**Instructions to follow**
Which lines in the records below contain the word "English"? Copy each of them.

**Records for processing**
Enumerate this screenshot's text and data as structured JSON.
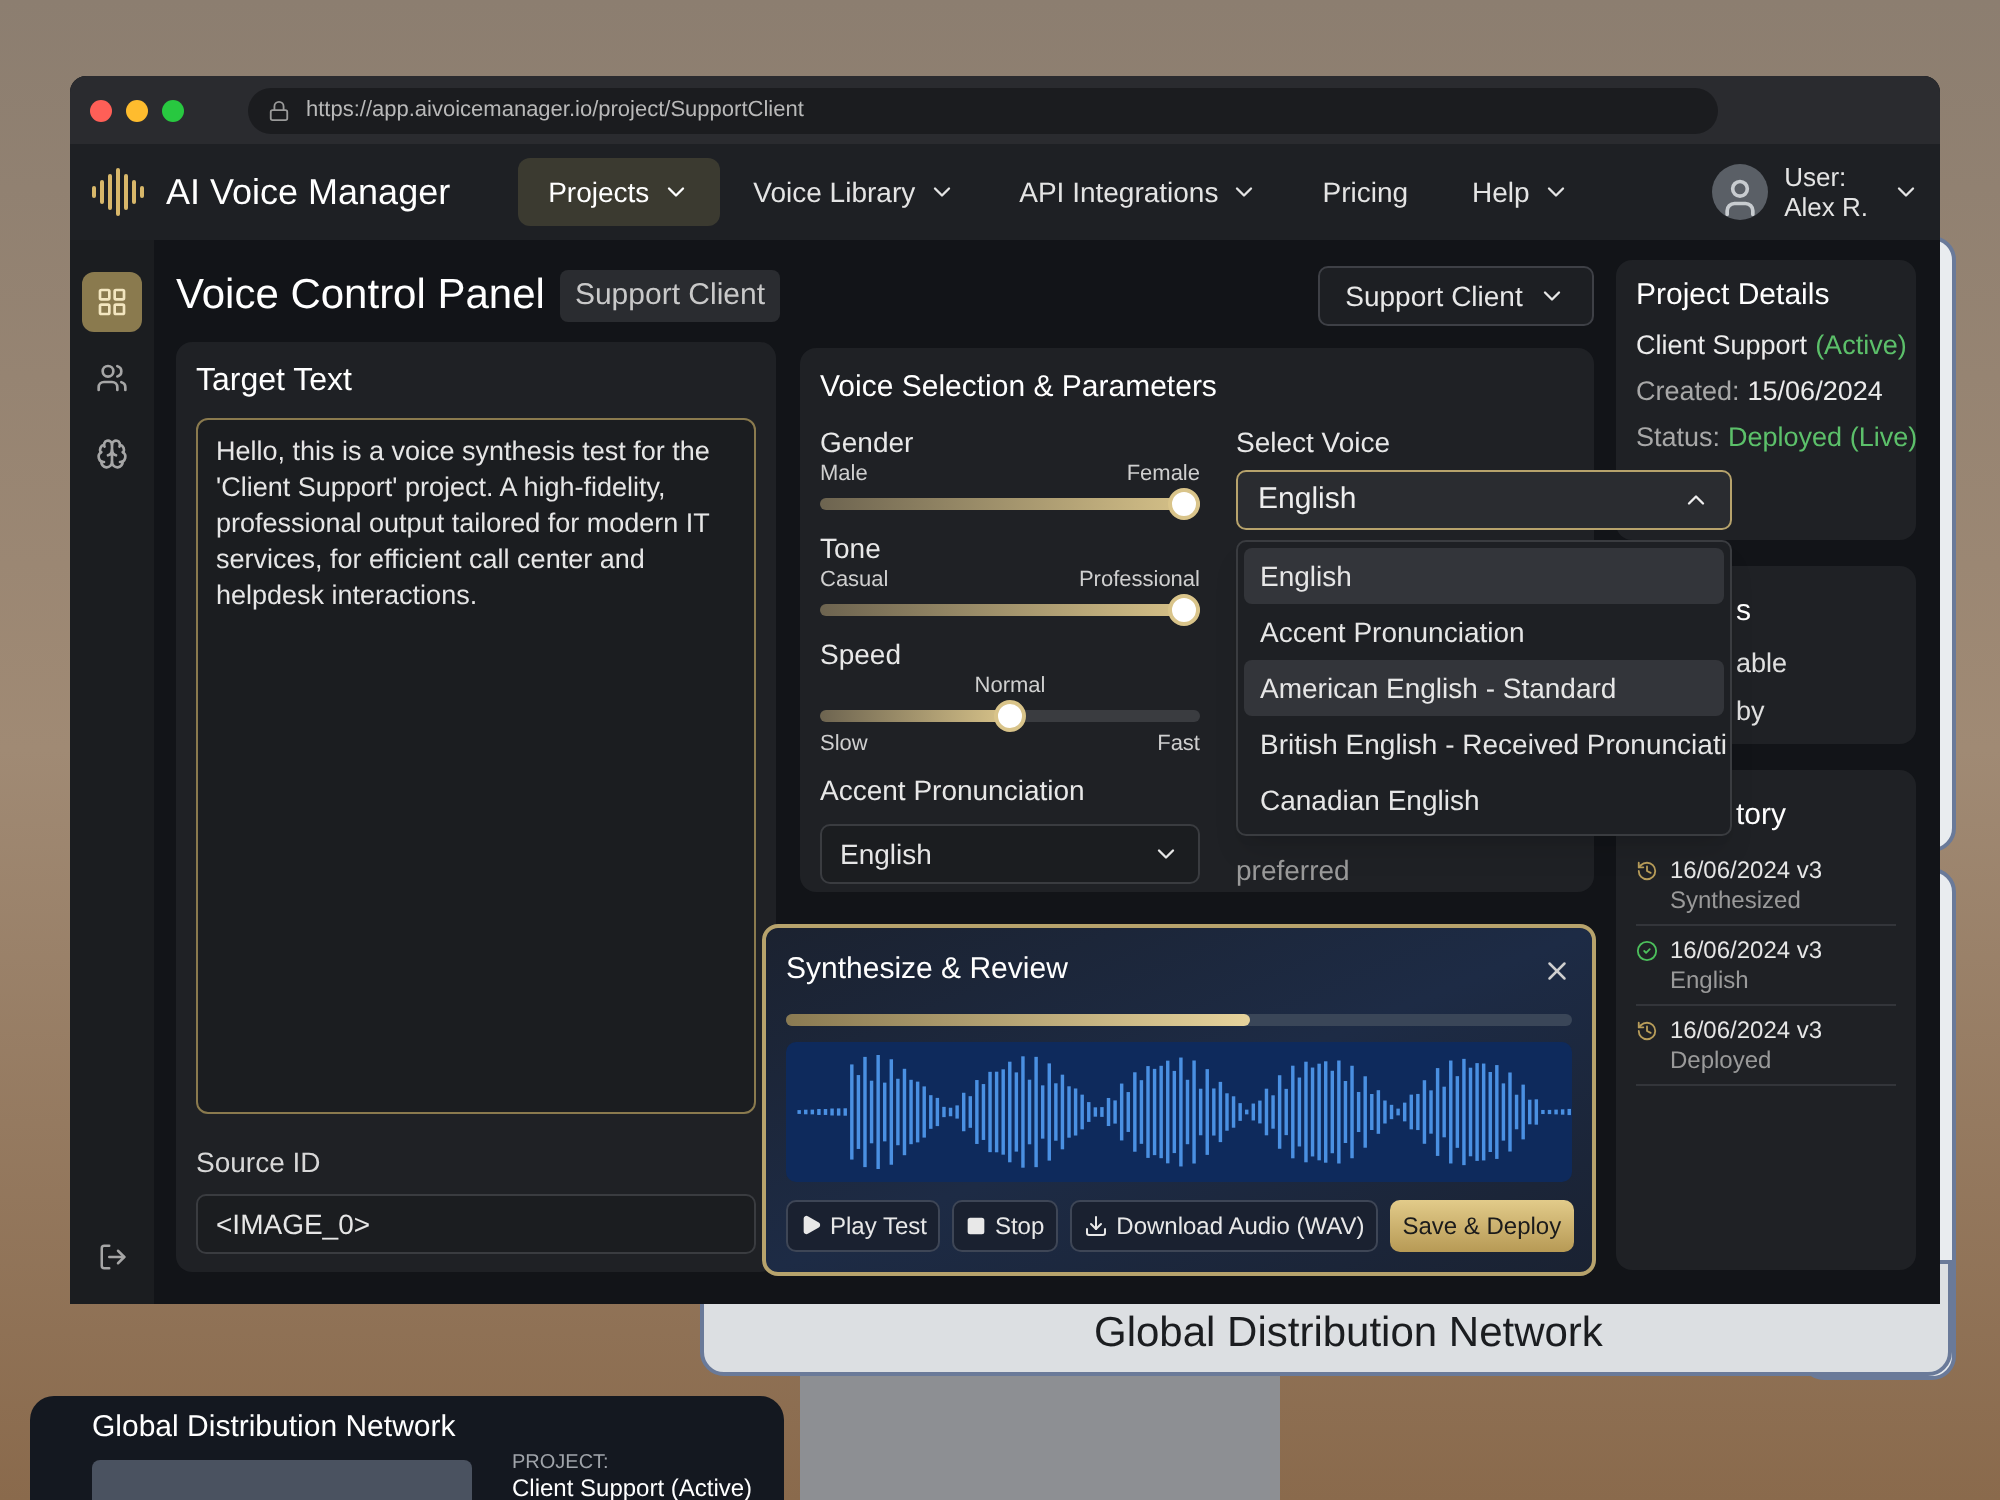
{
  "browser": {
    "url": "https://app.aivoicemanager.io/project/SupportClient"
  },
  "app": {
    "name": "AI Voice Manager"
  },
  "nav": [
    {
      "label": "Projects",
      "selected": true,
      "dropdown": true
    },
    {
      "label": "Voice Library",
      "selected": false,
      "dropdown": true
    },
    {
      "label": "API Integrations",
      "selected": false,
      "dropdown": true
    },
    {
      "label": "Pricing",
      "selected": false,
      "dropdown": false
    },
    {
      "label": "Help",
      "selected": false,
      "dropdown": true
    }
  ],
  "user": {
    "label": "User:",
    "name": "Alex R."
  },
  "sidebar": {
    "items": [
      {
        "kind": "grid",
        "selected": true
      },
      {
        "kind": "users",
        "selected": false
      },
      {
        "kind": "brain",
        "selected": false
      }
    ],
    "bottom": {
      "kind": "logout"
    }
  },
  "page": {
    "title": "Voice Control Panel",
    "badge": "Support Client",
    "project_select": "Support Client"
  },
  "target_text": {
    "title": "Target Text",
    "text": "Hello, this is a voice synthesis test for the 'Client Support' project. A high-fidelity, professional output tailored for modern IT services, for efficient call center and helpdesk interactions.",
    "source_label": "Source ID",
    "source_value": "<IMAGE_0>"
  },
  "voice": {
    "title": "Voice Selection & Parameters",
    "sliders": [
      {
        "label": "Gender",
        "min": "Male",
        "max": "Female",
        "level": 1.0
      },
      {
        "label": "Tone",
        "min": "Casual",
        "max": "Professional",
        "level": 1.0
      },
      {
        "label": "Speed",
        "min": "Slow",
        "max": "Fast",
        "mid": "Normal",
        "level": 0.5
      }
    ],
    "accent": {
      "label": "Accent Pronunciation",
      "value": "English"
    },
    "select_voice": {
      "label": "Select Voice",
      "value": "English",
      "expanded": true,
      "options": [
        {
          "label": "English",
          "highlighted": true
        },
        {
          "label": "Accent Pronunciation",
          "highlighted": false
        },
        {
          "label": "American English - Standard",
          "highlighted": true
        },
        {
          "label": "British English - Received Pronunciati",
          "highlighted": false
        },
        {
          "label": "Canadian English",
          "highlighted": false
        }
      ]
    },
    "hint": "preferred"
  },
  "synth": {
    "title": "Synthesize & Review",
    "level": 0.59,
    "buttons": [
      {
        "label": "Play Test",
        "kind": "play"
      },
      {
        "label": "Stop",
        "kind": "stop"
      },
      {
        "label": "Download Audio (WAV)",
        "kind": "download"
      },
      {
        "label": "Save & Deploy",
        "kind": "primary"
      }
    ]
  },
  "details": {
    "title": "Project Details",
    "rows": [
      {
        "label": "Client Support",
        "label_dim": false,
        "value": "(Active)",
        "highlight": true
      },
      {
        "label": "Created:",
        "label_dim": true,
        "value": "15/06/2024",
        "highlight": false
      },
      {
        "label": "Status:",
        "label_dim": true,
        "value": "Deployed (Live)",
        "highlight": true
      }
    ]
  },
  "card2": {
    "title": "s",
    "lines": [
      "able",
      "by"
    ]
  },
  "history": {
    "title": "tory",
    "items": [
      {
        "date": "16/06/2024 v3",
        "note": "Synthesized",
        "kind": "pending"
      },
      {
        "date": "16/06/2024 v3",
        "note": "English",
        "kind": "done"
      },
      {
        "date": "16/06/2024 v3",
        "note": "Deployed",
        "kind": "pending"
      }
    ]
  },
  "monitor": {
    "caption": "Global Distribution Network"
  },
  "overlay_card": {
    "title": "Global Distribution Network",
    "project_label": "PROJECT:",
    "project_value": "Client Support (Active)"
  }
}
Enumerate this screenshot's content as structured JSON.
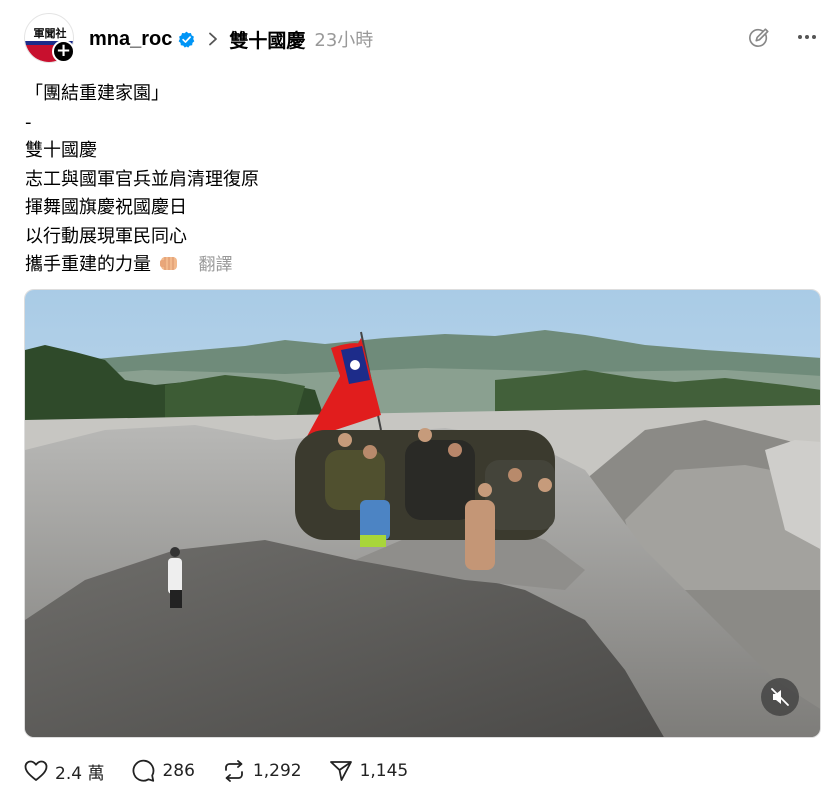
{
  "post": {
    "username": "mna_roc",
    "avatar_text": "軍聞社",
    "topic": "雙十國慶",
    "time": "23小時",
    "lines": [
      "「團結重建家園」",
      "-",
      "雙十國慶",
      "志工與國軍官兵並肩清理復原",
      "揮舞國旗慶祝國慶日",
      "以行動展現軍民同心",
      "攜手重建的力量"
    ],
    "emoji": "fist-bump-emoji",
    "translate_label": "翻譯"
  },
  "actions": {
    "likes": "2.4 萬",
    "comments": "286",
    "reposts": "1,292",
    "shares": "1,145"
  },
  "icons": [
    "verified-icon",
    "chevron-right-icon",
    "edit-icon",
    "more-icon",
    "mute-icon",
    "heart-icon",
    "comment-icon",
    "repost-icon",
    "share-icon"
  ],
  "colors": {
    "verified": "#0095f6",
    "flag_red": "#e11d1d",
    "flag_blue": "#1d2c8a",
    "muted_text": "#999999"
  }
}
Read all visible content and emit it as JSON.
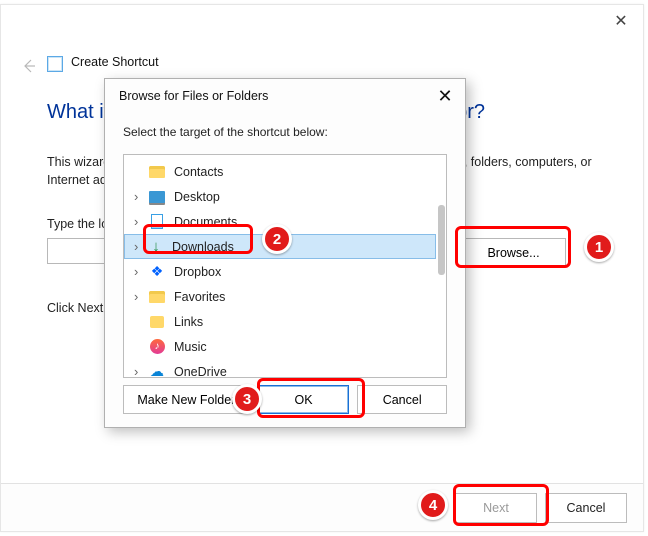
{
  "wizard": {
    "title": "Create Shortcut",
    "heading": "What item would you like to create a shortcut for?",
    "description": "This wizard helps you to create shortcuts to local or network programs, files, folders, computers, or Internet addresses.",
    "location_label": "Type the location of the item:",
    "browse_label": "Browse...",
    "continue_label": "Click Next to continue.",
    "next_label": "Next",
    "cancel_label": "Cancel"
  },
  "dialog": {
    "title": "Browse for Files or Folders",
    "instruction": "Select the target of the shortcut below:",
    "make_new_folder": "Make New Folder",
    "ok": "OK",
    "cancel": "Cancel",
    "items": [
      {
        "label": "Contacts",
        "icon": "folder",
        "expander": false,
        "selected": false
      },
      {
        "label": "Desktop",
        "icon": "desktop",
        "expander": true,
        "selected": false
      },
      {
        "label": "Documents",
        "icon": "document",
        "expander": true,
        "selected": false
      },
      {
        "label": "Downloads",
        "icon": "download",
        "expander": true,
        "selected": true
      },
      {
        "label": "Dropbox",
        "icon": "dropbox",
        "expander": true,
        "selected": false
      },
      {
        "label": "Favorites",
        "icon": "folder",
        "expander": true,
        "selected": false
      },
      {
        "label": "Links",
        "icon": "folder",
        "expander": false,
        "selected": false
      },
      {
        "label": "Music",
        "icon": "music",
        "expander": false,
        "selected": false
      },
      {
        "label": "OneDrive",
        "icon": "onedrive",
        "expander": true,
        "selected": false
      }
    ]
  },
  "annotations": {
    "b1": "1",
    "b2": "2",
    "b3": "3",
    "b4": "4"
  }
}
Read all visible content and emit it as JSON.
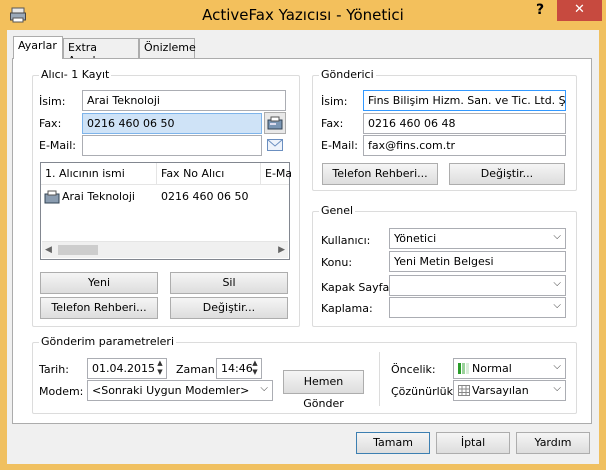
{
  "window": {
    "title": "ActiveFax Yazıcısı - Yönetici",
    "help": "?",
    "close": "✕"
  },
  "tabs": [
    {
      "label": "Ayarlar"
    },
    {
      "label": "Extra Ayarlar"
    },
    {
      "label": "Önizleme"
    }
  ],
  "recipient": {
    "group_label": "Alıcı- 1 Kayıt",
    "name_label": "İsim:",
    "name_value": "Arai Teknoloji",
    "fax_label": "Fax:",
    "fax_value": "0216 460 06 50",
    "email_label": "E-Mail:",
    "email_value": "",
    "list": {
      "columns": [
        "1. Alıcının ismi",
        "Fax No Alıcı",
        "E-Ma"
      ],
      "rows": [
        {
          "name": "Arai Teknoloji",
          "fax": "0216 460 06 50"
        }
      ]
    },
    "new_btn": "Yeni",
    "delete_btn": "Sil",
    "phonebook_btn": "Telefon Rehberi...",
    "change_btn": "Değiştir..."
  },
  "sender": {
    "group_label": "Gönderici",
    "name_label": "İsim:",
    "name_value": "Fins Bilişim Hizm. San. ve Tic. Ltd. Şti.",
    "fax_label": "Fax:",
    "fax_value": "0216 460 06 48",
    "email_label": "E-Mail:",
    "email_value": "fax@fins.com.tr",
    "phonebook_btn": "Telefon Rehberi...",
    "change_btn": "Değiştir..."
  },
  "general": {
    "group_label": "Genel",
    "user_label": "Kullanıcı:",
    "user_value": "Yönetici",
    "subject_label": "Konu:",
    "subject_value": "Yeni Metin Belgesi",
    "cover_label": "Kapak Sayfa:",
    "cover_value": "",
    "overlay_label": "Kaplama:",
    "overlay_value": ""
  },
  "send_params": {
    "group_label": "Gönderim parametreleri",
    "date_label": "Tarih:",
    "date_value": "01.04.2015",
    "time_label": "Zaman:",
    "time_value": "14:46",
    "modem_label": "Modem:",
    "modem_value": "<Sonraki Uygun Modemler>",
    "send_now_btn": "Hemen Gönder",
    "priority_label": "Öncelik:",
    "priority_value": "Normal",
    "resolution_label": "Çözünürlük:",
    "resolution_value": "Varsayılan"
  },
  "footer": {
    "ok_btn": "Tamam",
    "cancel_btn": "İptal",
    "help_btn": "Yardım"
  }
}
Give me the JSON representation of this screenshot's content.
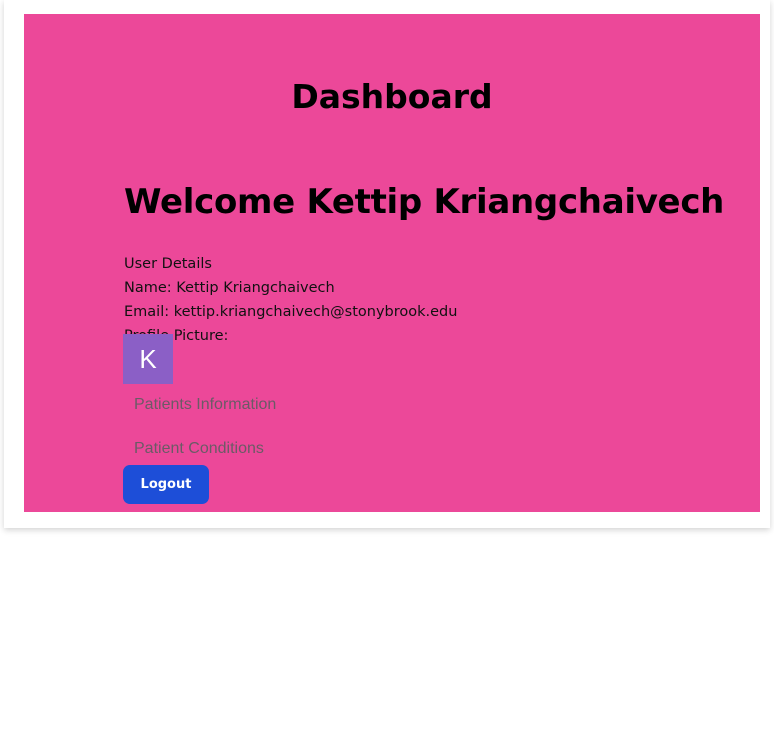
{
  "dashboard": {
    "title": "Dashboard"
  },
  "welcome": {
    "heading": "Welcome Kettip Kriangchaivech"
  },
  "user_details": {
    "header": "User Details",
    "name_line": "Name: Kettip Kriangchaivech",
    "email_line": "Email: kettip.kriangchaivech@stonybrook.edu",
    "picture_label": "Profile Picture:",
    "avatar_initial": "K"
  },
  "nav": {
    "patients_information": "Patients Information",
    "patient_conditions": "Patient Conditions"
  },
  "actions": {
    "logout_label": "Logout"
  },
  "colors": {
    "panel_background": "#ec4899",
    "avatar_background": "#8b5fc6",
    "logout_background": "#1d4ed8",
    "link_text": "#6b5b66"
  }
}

**Response to this task**
      "value": "English"
      "value": "English",
          "label": "English",
          "label": "American English - Standard",
          "label": "British English - Received Pronunciati",
          "label": "Canadian English",
        "note": "English",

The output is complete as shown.